As a result of the Kurdish stand on the ground, the US was able to take a great cull of Islamic State fighters. The jihadists’ assault tactics are simple (though often effective), and involve human wave attacks. The US was able to observe the jihadists massing for such attacks on Kobani, and to target them from the air; Islamic State found no effective response to this.
With regard to the movement’s armored capacity, the situation was the same; the tanks were visible from the air and Islamic State continues to have no effective defense for them. Hence, the very heavy losses suffered by the jihadists in trying to take Kobani.
Yet the victory is only partial. It is important to remember that Kurdish-controlled Kobani, prior to the Islamic State assault in September, did not consist of Kobani city alone. Rather, “Kobani” constituted an area stretching from Kobani city to Tel Abyad in the east and Jarabulus in the west, plus several tens of kilometers in a southern direction toward the Euphrates. It was this enclave which Islamic State sought to destroy last autumn, because the enclave jutted into northern Syria and prevented the Islamists from rapidly moving forces from east to west. It stood in the way of any future ambition to expand Islamic State territory westward into Aleppo and Idlib provinces – so Kobani had to be destroyed.
As of now, the Kurds and their allies have succeeded in saving the city of Kobani, very close to the border with Turkey. This area became a symbol, and Islamic State wasted over 1,000 of its fighters trying unsuccessfully to capture it. But the larger task of reconquering the 300 villages and the ground that once was a part of the Kobani enclave remains before the Kurds. One may assume that this effort will be under way in the weeks ahead. Regarding the larger lessons of the Kobani victory, it would be mistaken to jump to the conclusion that it illustrates that in providing support to anti-Islamic State forces on the ground, the West has discovered a winning formula which can now be replicated elsewhere. This would be a rash deduction because of the specific nature of the Kurdish fighting organizations – YPG and Peshmerga.
In Syria, as in Iraq, the Kurds have developed organizations which are pro-Western in orientation, committed to the mission and efficient. The problem with the Syrian rebels, as with the Iraqi militias and forces, is that they cannot manage all three of these. If they are committed and effective fighters (like Jabhat al-Nusra in Syria or the Shi’ite militias in Iraq), they will be anti-Western. If they are pro-Western, at least nominally – like the Iraqi-armed forces or the Syrian Revolutionaries Front in northern Syria – they will tend to be corrupt or ineffective.
The reasons for this are manifold and open to debate, but it is a clearly observably empirical reality.

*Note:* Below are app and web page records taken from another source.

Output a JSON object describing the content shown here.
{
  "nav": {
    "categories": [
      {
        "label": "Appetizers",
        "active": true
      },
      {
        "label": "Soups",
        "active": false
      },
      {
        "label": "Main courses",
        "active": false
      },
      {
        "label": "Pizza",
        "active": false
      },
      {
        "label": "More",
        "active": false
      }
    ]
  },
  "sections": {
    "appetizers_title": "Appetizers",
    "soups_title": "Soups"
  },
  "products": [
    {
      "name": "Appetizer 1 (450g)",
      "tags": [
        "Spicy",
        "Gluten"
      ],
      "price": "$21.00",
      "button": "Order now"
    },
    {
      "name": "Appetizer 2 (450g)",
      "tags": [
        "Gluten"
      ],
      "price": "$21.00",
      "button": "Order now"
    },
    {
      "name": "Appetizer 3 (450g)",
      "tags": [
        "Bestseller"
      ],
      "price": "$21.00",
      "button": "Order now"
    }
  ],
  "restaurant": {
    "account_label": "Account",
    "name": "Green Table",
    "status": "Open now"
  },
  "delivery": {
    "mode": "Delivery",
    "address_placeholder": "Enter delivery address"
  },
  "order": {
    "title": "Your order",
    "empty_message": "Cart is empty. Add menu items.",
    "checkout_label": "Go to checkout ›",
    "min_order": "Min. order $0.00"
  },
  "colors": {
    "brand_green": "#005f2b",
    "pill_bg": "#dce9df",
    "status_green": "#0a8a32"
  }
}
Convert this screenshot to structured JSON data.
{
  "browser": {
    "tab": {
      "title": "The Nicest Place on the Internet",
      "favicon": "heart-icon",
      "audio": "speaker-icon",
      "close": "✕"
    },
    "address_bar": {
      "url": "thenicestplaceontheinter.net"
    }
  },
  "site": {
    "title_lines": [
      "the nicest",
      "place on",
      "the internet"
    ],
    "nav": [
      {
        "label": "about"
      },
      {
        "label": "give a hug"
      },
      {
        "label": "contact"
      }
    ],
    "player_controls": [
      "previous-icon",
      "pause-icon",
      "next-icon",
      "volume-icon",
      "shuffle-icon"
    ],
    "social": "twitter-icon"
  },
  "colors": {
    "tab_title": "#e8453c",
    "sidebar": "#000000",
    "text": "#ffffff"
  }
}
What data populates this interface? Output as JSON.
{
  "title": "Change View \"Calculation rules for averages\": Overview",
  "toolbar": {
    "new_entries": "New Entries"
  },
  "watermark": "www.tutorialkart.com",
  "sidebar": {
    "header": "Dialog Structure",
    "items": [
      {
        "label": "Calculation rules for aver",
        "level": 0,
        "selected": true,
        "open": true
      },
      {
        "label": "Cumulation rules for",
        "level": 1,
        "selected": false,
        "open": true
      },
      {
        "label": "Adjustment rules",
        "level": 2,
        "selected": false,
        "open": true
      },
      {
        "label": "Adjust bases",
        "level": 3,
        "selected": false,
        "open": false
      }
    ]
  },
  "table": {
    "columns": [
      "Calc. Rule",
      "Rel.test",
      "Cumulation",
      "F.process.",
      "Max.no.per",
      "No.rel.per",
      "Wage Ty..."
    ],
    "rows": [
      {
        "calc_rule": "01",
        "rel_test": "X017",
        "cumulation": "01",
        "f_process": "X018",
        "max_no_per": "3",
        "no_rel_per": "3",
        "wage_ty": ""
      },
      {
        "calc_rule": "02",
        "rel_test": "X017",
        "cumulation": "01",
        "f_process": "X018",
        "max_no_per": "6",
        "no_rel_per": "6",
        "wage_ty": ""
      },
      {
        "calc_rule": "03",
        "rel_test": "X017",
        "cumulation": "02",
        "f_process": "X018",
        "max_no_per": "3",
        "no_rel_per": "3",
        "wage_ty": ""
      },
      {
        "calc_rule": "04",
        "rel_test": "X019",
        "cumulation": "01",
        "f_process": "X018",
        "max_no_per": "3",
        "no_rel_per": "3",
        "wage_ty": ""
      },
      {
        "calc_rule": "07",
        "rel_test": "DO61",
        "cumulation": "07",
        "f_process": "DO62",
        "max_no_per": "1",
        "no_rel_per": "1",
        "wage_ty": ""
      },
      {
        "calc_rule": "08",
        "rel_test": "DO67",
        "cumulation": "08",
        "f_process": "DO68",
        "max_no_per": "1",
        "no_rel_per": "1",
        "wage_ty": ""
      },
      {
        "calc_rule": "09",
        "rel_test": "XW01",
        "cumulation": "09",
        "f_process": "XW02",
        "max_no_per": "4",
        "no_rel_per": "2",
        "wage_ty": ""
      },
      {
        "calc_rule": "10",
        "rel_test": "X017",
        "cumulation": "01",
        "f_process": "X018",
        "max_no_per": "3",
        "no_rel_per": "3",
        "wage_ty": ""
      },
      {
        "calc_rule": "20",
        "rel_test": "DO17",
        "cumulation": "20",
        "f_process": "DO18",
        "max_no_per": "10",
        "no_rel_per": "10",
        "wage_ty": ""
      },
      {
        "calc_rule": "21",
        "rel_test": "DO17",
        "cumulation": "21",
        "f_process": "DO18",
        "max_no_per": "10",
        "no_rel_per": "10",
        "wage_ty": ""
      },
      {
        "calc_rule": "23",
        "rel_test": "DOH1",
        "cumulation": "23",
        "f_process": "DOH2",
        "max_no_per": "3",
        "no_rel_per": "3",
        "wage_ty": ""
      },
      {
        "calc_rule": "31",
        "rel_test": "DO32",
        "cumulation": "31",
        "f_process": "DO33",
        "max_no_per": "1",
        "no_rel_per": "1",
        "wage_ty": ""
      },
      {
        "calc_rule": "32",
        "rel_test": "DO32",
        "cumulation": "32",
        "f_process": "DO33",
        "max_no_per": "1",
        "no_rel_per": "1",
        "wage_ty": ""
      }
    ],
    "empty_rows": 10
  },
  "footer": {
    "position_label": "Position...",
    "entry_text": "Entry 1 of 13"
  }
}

This means that while the West should double down on its support for the reliable, secular and anti-Islamist Kurdish forces, now controlling a long belt of territory stretching from the Iraq-Iran border to deep into Syria, Western policy-makers should be wary indeed of applying any general conclusions from the achievement in Kobani to forces other than the Kurds themselves.